The longstanding desire of the Sikh community to be able to visit one of their holiest sites, the last resting place of Guru Nanak Dev, in Pakistan has been fulfilled at last. Just four kilometers from the international border and visible on clear days, the Sikh shrine was awarded to Pakistan at the time of British India’s Partition in 1947.
It is indeed a pivotal moment in the history of India-Pakistan relations, which has received considerable public attention. Even the U.S. State Department underlined its importance when it gave a statement on the Kartarpur Corridor on the day of its opening. However, Indian Prime Minister Narendra Modi’s expression of gratitude to Pakistani Prime Minister Imran Khan for honoring the feelings of Indians on Kartarpur was baffling and contradictory.
Optimists would argue that when virtually every avenue of people-to-people contact between the two hostile neighbors has been closed, the opening of the Kartarpur corridor should be seen as the most positive development.
But pessimists would counter this optimism by arguing that trust between the main political actors – as well as the experience of sharing common values and goals – must exist prior to the institutionalization of the process of building trust.

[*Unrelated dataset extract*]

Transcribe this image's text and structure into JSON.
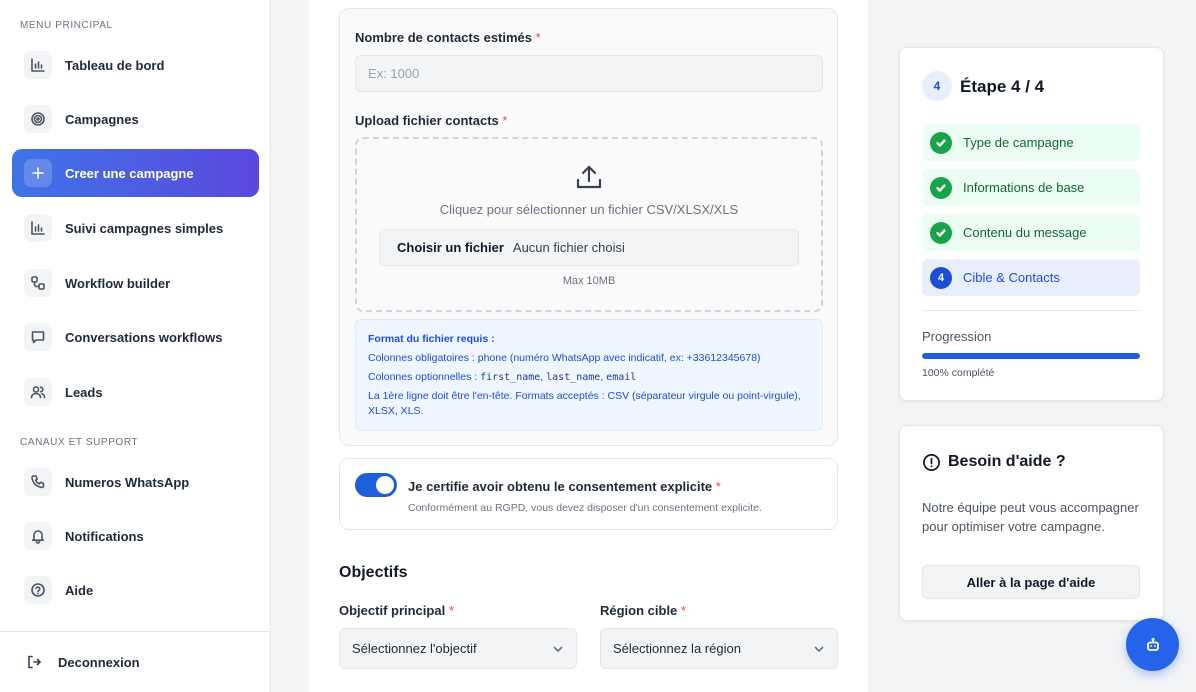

They would point to the fact that though Khan offered an olive branch of peace to Modi, he still could not stop himself from reiterating Pakistan’s long-held position on Kashmir when he raised the issue of alleged mistreatment of Kashmiris by India. Given his several domestic challenges on both economic and political fronts, Imran Khan has very few options but to raise the pitch on Kashmir, but there should be no doubt that Pakistan will not lose any opportunity to embarrass India on the issue.
Meanwhile, Modi thanked the Pakistani workers who had built the corridor in record time. But his attempts to equate the opening of the Kartarpur Corridor with the fall of the Berlin Wall are not supported by facts on the ground, and therefore lack substance. Three decades ago, the fall of the Berlin Wall signified the end of the arbitrary division between East Germany and West Germany. But it also signaled the end of the Cold War; the two superpowers were locked in a bitter post-World War II rivalry, and the disappearance of the Berlin Wall ensured that only one remained. Since the Cold War between India and Pakistan is yet to be terminated, it is not clear if Modi meant the territorial disintegration of India’s bitterest enemy by his Berlin Wall analogy.
Modi inaugurated the Indian side of the corridor at Dera Baba Nanak in Gurdaspur but his absence from the main ceremony at Darbar Sahib Gurdwara in Kartarpur was deliberate. His preference to remain on the India side of the Redcliff Line and let the Indian delegation — including Punjab Chief Minister Amarinder Singh and former Indian Prime Minister Manmohan Singh — be on the other side belies the hope of the Kartarpur Corridor being a breakthrough in India and Pakistan’s fractured relationship. In a recent public address, India’s external affairs minister has already ruled out the possibility of a dialogue with Pakistan, which “has built an industry of terror.”